South Carolina is home to just over 5 million people. 40th in size among the states, it covers just over 30 thousand square miles of land and boasts a 187-mile ocean shoreline consisting of the Grand Strand, an unbroken beach stretching from the North Carolina border southward for more than 100 miles before giving way to the tidal and freshwater marshes of the Sea Islands, which extend into Georgia. Before colonization, South Carolina was home to Native American tribes such as the Catawba, Chicora, PeeDee, Creek and Cusobo. English colonizers established a large settlement that would become North and South Carolina in 1670, and began bringing captured peoples from Africa to labor on plantations.

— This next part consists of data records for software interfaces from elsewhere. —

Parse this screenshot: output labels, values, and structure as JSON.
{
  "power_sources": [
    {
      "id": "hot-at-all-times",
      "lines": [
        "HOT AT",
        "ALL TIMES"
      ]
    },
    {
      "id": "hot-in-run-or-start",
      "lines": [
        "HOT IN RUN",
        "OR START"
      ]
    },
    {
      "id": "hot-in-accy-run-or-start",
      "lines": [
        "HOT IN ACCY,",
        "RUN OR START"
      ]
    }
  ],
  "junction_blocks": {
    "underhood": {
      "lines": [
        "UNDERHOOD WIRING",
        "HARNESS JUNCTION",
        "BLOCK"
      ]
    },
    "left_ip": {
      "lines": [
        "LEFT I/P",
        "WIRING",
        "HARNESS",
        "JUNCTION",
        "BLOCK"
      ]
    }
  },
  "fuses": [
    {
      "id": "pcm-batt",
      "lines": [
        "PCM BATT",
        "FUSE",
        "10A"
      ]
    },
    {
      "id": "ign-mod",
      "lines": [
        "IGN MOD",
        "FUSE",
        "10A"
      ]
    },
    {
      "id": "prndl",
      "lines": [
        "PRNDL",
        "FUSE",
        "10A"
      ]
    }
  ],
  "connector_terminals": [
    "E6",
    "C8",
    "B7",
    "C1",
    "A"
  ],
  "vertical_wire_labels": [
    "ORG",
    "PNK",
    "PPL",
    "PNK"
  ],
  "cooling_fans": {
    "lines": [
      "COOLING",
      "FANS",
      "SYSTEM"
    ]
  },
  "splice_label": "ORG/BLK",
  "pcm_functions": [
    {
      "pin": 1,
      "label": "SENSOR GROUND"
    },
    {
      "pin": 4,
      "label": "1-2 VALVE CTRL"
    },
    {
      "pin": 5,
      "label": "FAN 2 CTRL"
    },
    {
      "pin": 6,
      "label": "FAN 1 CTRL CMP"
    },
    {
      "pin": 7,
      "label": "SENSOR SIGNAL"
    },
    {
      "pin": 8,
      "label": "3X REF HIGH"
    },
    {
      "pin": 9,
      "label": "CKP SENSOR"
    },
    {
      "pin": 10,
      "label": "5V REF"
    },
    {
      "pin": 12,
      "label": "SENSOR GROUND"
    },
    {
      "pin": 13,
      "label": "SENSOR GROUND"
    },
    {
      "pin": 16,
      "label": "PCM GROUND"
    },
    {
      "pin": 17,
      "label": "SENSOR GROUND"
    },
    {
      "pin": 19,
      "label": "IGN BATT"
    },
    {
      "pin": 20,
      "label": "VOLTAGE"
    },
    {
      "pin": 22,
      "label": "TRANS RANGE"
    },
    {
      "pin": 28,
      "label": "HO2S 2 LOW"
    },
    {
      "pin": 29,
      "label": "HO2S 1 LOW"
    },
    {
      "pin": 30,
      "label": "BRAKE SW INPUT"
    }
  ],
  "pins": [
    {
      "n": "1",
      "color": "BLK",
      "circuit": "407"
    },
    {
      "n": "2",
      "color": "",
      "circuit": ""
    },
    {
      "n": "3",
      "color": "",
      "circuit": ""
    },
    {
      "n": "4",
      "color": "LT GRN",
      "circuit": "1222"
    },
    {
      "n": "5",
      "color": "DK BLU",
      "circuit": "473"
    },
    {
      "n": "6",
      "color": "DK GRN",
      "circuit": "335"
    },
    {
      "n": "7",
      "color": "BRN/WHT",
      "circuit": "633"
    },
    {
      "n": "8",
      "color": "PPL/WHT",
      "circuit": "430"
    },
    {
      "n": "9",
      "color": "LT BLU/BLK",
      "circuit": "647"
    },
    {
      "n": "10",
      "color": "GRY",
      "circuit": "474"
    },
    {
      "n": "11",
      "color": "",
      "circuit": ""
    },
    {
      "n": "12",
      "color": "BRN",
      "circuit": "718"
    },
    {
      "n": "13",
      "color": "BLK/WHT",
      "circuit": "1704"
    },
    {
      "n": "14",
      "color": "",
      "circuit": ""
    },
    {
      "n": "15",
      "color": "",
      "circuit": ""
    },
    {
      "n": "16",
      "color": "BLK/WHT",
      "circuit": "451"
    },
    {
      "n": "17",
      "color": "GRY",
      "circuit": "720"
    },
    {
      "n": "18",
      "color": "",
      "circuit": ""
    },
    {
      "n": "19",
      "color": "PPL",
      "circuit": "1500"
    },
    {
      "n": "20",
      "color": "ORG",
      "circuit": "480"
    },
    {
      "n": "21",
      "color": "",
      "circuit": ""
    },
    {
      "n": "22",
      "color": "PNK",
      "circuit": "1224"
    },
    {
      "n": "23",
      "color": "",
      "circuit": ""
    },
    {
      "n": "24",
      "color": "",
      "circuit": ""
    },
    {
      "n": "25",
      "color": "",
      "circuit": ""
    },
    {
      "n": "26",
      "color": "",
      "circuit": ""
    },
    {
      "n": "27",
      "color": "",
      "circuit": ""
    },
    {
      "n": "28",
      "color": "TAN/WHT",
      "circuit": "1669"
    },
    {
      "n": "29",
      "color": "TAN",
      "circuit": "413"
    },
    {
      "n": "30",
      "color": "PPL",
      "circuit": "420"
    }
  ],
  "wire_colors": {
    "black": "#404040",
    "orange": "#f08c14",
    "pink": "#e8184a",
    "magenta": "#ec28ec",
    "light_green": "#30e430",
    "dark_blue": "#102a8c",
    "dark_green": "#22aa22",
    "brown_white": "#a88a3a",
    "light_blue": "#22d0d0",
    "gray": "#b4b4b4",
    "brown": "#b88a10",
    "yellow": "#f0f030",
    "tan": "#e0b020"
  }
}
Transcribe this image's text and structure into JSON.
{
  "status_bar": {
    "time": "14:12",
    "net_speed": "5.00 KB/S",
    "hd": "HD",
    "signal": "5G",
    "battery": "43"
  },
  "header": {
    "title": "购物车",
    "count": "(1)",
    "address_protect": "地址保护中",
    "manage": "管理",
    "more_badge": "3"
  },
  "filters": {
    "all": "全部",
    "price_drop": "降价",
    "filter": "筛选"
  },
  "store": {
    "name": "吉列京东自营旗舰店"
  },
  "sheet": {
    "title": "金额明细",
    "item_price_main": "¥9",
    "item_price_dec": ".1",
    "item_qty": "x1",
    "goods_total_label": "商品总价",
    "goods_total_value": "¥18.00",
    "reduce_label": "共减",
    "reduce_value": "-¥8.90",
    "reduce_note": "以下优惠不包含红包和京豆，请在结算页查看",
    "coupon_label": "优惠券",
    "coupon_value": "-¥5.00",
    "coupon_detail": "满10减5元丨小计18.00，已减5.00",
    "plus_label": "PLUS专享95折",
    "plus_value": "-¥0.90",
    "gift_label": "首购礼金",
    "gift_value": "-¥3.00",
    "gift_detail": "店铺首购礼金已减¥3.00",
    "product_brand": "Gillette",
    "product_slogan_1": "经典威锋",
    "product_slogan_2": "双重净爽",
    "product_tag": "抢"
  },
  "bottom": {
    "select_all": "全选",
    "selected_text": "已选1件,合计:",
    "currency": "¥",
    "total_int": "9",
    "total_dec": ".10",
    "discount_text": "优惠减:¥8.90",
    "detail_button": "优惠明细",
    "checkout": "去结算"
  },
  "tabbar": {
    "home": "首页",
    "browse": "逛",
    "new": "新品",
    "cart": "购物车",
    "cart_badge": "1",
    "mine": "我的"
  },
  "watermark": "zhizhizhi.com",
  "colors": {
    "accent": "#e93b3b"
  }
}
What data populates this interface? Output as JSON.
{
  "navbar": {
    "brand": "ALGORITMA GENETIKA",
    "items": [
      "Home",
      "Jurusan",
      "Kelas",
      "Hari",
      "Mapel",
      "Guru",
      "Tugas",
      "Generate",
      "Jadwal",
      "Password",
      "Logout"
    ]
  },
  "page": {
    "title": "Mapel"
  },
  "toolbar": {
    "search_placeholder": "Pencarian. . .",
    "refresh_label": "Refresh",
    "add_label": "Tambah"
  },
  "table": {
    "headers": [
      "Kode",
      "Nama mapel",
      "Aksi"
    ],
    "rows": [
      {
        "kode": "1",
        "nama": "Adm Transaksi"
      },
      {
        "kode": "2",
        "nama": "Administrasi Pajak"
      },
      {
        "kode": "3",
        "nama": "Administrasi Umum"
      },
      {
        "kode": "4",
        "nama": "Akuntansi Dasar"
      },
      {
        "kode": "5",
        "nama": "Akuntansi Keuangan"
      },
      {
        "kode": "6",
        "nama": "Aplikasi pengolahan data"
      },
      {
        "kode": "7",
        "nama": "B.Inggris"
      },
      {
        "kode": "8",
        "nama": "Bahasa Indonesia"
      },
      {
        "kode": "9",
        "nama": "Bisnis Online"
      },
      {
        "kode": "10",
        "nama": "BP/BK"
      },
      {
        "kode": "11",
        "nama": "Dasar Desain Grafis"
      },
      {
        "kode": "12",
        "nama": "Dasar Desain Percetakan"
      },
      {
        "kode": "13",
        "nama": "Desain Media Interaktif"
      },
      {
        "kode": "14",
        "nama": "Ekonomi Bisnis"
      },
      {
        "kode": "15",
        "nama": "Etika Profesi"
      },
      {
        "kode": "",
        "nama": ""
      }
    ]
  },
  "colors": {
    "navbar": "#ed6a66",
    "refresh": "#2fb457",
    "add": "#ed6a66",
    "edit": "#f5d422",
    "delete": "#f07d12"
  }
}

Boone Hall, the oldest plantation in the country, can be found in Mount Pleasant, South Carolina.
Sea level rise, fueled by warming waters, poses an urgent threat to South Carolina’s coastal ecosystems, economy (which is primarily agricultural and tourism), as well as the lives of almost 230 thousand people who live in risk of coastal flooding — a number expected to increase by over 50 thousand within thirty years. Cities like Charleston are already seeing frequent floods during high tide. As severe storms and hurricanes grow more frequent and more intense, with 29 federally declared disasters between 1954-2020 for water related incidents alone, the general sea level rise compounds the threat of a storm surge. By 2050, a 100-year flood will become nine times more likely, or an approximately 1-in-11-year event. A changing climate is also likely to change the composition of South Carolina’s forests, which cover two-thirds of the state.
Nuclear energy is the leading source of electricity generation in South Carolina. By 2018, the state ranked third in the nation for both generating capacity and annual generation. South Carolina has, however, no petroleum, coal or gas reserves or production. All their fossil fuels come from outside the state, primarily by rail or by pipeline. Coal still accounts for about one-fifth of the state’s electricity generation – down by half from a decade ago; natural gas slightly exceeds one-fifth surpassing coal for the first time in 2018. South Carolina’s primary renewables supply the rest (about 6%), including hydropower facilities, biomass-fueled power plants that use wood waste or landfill gas, and solar energy.The state’s even has an anaerobic digester, which came online in 2011, generating power from methane gas captured at a hog farm and from another that uses poultry waste in 2013. Generating more electricity than it consumes South Carolina pumps its surplus across the regional grid to other states.
While South Carolina does not have a statewide climate adaptation plan, the state has passed legislation aimed at adaptation efforts. For example, the 2018 update to the South Carolina Hazard Mitigation Plan, without once mentioning climate change, analyzes risks affecting the state and identifies actions to mitigate their impact. Earlier, in 2014, South Carolina passed a Voluntary Renewables Portfolio Standard bill for the state to reach 2% renewable energy by 2021. The state has not updated that standard to reflect either the urgency of the climate crisis or the growth of renewables’ role in its energy mix.